Joining a growing consensus within asset management, the two companies said they will take on the cost of third-party investment research for affected clients rather than pass it on in the form of higher charges.
Only a handful of managers including Schroders, Janus Henderson and Amundi have said they will pass costs on to clients.
Nicolas Moreau, head of Deutsche Asset Management and member of the management board of Deutsche Bank, said: “As we strive to deliver both certainty and transparency to our clients, I am pleased to announce that Deutsche Asset Management will absorb the cost of external research for funds under the new Mifid II directive.
“We strongly believe that our approach is the best possible solution to the requirements of the new directive and that it will allow us to remain fully committed to delivering market-leading solutions to our clients.”
European financial regulation
Unbundling guidance wrapped up in Mifid II gives firms the choice to pass the cost of research and analysis bought from brokers or banks on or cover it themselves.
The new European rules mean firms selling research will have to invoice separately for the work they do for clients from January 2018. The industry has been split over how best to confront the issue.
In a statement Franklin Templeton said: “We strongly believe that third-party research makes an important contribution to our internal research process and brings an independent perspective to challenge and enhance our own.”
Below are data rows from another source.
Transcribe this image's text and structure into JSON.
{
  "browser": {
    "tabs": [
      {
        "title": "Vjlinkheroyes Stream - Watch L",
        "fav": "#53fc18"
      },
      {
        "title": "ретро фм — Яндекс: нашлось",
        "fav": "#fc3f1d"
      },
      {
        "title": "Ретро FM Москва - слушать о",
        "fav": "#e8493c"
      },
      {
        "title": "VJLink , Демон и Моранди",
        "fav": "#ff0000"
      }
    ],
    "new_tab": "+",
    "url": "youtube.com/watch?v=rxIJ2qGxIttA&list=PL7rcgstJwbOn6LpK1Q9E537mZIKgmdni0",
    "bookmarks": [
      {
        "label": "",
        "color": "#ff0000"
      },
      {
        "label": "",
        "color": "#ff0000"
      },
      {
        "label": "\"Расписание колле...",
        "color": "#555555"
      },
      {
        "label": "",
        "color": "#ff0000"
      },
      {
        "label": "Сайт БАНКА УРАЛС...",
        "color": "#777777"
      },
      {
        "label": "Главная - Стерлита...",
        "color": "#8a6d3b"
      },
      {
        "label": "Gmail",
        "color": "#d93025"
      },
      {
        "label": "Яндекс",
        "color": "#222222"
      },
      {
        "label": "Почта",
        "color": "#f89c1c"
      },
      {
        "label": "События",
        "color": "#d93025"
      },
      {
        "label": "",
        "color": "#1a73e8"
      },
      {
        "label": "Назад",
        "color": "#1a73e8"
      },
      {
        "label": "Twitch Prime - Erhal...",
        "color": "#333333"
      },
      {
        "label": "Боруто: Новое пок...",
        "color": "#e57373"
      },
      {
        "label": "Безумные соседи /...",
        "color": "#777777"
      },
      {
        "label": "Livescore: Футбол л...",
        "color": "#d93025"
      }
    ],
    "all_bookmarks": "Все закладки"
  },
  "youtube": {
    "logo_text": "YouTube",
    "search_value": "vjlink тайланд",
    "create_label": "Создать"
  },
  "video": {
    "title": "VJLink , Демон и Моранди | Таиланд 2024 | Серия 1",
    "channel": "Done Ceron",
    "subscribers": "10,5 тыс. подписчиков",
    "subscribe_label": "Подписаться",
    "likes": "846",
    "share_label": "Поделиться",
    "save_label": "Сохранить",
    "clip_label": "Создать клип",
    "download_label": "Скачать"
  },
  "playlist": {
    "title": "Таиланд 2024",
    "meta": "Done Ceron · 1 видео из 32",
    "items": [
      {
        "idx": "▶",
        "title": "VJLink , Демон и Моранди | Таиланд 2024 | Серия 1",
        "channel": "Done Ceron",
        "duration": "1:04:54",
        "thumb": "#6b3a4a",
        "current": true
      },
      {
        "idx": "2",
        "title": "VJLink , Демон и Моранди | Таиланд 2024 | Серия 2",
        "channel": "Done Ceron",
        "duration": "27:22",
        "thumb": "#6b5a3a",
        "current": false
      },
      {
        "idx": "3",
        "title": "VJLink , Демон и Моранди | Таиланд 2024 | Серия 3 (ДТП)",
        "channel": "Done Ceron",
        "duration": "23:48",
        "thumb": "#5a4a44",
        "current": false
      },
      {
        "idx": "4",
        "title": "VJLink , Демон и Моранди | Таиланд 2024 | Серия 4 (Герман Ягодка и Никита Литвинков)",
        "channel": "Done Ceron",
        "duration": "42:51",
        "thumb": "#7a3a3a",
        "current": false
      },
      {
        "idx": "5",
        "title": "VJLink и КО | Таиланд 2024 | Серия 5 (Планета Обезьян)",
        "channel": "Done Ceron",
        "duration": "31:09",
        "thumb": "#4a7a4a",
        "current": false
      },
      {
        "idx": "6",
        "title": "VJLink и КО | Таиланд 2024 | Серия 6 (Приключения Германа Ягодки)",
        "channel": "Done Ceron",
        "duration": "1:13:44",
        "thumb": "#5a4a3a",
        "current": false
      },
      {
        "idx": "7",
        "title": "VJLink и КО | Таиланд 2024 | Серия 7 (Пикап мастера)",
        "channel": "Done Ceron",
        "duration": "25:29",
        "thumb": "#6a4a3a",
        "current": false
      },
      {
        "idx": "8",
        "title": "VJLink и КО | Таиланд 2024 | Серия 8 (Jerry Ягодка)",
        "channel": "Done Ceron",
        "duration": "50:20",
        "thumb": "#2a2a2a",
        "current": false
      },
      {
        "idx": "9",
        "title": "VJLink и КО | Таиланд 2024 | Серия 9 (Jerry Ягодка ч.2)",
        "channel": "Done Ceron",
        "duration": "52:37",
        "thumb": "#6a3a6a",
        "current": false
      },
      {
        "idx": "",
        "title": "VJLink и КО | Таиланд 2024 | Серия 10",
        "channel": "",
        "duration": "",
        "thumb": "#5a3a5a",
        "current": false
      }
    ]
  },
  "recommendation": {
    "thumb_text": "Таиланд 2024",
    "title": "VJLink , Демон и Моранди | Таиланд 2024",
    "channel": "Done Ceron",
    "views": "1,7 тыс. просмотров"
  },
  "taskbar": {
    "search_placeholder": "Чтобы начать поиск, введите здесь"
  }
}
Firms including Fidelity and BlackRock are among the asset managers yet to confirm how they will deal with research costs from January 2018 onwards.